ANAB Accreditation logo

Accredited DNA Testing Laboratory

MUFSC has a highly-educated and proficiency-tested staff, all of whom have graduate degrees. These experienced scientists are dedicated to following well-defined quality assurance policies while performing forensic DNA analysis in our state-of-the-art laboratory.

Our Forensic DNA Laboratory is accredited by ANSI National Accreditation Board (ANAB). We are an ISO/IEC 17025 compliant testing laboratory. Our accreditation, by ANAB, also demonstrates our compliance with federally mandated quality assurance standards for the analysis of CODIS DNA samples.

Property Crimes & Forensic DNA Profiles

DNA Analyst working in the preparation laboratory

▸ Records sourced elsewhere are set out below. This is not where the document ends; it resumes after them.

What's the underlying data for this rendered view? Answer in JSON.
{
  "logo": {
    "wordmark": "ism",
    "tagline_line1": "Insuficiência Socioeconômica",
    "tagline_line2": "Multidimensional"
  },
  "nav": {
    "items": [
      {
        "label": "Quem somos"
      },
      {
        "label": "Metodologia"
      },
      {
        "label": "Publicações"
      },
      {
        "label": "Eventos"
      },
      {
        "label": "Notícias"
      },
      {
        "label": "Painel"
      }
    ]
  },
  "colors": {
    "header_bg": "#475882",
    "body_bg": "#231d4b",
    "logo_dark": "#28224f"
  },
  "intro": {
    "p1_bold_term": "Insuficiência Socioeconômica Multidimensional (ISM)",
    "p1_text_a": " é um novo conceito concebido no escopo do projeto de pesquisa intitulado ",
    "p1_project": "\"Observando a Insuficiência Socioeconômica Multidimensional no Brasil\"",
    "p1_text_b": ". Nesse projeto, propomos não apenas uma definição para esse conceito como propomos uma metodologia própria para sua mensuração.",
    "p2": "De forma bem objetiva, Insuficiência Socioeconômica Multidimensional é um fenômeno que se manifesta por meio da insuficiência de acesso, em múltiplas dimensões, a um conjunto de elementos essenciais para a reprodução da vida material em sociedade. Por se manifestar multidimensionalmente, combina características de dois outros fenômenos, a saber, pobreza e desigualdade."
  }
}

In 2007, MUFSC began a project to study the effectiveness of DNA testing to help solve property and related crimes. Due to limited resources, many crime laboratories are only able to perform DNA testing on evidence stemming from violent crimes. In order to test the effectiveness of using property crime DNA data to solve other property and violent crimes, MUFSC has partnered with and provided testing for several law enforcement agencies servicing small, medium, and large urban populations.

Law enforcement personnel from these agencies collect DNA samples from the scene of suspected property crimes. The samples are then sent to our laboratory to be analyzed and prepared for comparison to CODIS. By utilizing DNA as a tool to prosecute property and other violent criminals, MUFSC is playing an important part in reducing the societal and economic impacts of these crimes.

Forensic Relationship Testing

MUFSC offers criminal relationship DNA testing services. Relationship DNA testing is one of the more well-known applications of forensic DNA technology. While relationship testing is common in the form of parentage analysis (also called paternity testing), MUFSC can provide HID special case analysis upon request.

CODIS Analysis

DNA Analyst working in the PCR laboratory

The Combined DNA Index System (CODIS) is a DNA profile database of convicted offenders. Our DNA laboratory is the designated convicted offender testing laboratory for the WVSP.

The database process begins when officials from the West Virginia Department of Corrections collect blood samples from certain convicted offenders. The samples are then sent to the West Virginia State Police Forensic Laboratory (WVSPFL) which assigns a bar code to each sample to ensure the individual’s identity is protected. From these samples, MUFSC personnel generate unique DNA profiles which are sent to the WVSPFL. WVSPFL personnel review the data, enter the profiles into the WV state CODIS database, and uplaoad them to NDIS (national database) over a Wide Area Network (CJIS-WAN). Once the profiles are housed within these databases, the profiles can be compared by law enforcement to unidentified DNA profiles from open cases anywhere in the USA.

For additional information about CODIS, please visit the FBI CODIS Program website.